Above: Hard Edges Soft Edges
I wondered what would happen if I tried one of these?
I will look at Hard Edges first, in line with my textile practice at present…..
I feel that so far, I have only looked at my drawings from a surface point of view, using the whole thing rather than in part. I wondered what could happen if I isolated a part of my work, say one of the pieces surrounding my mum?
I took one example to try:
I isolated a cheek section of this and began to work to develop
it, simplifying the shapes, drawings them out………(see above)
You can note here, how I used the drawing as a point to look towards when making a fabric version.
Then came the machined hard edged piece above.
I used a vintage thick canvas like fabric as my base, then chose materials which I felt would work well with this technique. They included hand dyed felt and leather scraps, colour matching them to the drawing as I progressed.
What do I think?
The materials worked well, as they were less “fray-able” than others anyway. By drawing the shapes I saw, rather than literal representations, I was able to take my new image away from the original, making it new, making it something else and taking it out of the box. This may be the time to have a look at the work of Matisse and Picasso….
Rather than a chapter and verse, I will concentrate on looking at a few of his facial representations:
‘Portrait of Lydia Delectorskaya’. 1942. Oils on board, is seen to the left. The pieces on the right were taken at his large Cut Outs exhibition last year at the TATE.
I was privileged to visit the Cut Out exhibition of his work in London last year. Knowing the background behind this body of work, Gave me a greater appreciation for it. Seeing the scale of it also helped me to be even more respectful of his work and taught me a strong lesson, that art should not be seen only on the internet, as there is no way of understanding the scale.
Another artist to look towards is Picasso.
‘Portrait de femme’39 see to the right.
The piece to the left, displays the quality of cubism; the black lines remind me of the hard edges in my textiles work.
In line with this, at the moment there is a Picasso exhibition at The National Gallery in London.
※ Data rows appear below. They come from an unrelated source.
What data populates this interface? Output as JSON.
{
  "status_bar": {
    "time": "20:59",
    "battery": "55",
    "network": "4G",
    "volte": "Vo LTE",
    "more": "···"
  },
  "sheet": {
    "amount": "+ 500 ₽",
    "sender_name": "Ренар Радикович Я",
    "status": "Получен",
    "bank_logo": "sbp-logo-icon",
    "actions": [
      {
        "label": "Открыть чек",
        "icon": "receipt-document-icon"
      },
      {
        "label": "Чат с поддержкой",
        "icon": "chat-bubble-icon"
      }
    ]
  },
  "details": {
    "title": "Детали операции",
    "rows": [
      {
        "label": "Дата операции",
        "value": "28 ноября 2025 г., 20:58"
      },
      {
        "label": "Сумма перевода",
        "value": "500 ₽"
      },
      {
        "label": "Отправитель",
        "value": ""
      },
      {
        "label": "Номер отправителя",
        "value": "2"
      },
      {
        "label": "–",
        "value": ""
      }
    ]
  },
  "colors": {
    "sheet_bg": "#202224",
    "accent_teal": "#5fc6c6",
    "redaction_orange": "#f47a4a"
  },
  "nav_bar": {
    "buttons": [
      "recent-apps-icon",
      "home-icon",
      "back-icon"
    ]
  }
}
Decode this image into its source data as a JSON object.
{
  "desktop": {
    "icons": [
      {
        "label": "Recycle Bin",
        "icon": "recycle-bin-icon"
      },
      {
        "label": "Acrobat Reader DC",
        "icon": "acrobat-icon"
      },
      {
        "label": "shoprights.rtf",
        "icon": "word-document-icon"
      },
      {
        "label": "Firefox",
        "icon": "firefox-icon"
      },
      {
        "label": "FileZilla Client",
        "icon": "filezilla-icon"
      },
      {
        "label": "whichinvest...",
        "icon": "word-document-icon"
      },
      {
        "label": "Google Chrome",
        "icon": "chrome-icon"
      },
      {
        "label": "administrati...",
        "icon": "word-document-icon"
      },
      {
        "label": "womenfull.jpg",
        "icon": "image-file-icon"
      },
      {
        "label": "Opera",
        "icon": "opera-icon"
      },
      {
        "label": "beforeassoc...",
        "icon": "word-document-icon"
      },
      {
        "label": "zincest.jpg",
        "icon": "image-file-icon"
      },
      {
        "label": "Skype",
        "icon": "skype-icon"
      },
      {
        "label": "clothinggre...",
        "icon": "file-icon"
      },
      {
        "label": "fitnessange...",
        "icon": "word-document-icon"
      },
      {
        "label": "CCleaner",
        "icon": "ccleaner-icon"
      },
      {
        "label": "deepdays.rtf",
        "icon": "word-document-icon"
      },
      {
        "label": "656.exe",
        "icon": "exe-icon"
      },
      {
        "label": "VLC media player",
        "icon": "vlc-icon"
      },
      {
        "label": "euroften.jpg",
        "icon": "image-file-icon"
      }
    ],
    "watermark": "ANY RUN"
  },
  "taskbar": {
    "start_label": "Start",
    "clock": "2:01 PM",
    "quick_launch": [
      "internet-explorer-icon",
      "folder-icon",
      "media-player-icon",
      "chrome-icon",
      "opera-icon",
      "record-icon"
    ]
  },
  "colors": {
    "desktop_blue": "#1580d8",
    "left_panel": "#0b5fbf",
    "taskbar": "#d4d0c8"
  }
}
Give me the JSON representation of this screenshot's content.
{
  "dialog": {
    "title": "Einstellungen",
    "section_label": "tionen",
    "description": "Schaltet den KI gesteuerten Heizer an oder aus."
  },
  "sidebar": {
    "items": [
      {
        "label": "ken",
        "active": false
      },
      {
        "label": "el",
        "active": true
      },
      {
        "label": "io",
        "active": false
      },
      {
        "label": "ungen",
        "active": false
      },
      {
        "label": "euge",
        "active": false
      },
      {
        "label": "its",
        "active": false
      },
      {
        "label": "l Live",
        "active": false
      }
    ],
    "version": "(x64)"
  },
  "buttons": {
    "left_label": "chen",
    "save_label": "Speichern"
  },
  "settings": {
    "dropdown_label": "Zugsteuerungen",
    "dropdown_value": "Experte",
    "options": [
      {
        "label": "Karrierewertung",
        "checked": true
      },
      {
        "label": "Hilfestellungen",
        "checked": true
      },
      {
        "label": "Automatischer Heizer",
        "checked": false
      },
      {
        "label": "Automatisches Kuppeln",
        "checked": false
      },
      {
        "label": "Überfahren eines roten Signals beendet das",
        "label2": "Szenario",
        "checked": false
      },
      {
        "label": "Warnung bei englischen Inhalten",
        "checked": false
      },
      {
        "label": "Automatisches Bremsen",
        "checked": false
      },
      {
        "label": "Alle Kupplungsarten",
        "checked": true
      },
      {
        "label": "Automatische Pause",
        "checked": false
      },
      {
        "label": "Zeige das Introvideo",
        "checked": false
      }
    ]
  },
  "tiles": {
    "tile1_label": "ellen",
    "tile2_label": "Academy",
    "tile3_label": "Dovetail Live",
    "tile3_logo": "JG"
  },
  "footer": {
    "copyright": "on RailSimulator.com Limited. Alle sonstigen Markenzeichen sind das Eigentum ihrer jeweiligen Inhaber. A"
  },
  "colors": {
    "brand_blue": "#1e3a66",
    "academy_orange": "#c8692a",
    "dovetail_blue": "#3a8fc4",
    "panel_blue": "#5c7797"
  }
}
Sadly I do not think I will be able to attend, however I can get a few thoughts from their website:
He shows his diversity, as he crosses a few styles.
Rather than a deep research project on Matisse or Picasso, this slight insight into their work, has help me contrast my own facial detail to theirs. What I have learned, is that no matter what style you use, you can still portray a face and its character. Strong bold blocks of colour, along with black line, bounce off each other and help us see the clarity of each facial feature. I love how each artist highlights cheek areas especially. In Picasso’s case, we see this just as much in his cubist work, as his more real oil paintings.
Matisse shows great skill, by his simplistic work, where he uses one strong colour for his background and then draws his face. The features are not detailed, but are controlled in a way which makes them obvious.